One arrives at the North or South entrance to FRIEZE, and once past security has the immediate sensation of light-soaked space in airy white tents, where walls sparely installed with wonderful artworks are high planes that seem to stand without support. While this spacial euphoria may be lost fairly quickly when one begins to circumambulate the color-coded divisions of the fair and dives into the atmosphere created by each gallery and the wealth of featured artists work, a pleasant feeling of spaciousness pervades the whole experience.
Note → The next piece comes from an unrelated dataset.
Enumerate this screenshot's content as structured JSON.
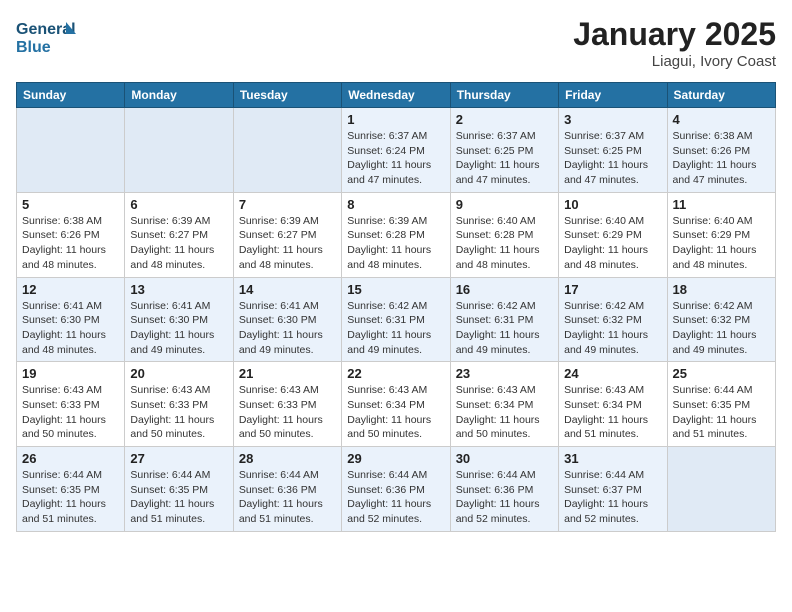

There were a tremendous number of fine works displayed this year at the FRIEZE New York edition which began as a philanthropic enterprise and has become a sales dynamo; most of the major galleries were there. A section of the fair called ‘Spotlight’ is where single artists whose work merits deeper engagement were found, among them the California conceptualist Paul Kos, colorist-formalist Merril Wagner, Keiji Oematsu’s sculpture and drawings, Mestre Didi totemic objects, early computer art by Vera Molnar, Barbara Bloom’s sleek furniture-concept works, Mira Schor’s mural size penile paintings, and For Your Infotainment/Hudson and Feature Inc. a tribute curated by Matthew Higgs, to Hudson founder of Feature Inc., who first exhibited many notable artists and who ran his gallery by a direct and intuitive approach, unlike the corporate model so prevalent today.
The Art Fair phenomenon has put into question the viability of galleries and alternative spaces, and while the organizers of international art fairs claim that galleries from around the world can exhibit the work of many artists together and that this makes it “easier” for collectors to purchase work and exhibitors to reach an international audience, it is also homogenizing and dehumanizing, like having large corporate chains supply our needs rather than smaller organizations and little stores. This kind of wholesale treatment of art is very expensive for participating exhibitors who must be accepted by the fair organizers and their financial requirements. Recent Pulitzer Prize-winning critic Jerry Salz feels strongly about the art fair situation and provides valuable detail and a radical reply, in A Modest Proposal: Break the Art Fair. Will the artist have to go underground as Duchamp advised in the 60s so long ago, and if so how will they engage or not, with the demands of today’s invasive social media-soaked environment? Perhaps something about borders and their permeability is in play, those that can and cannot be seen…
L. Brandon Krall is an Artist-Filmmaker-Curator-Writer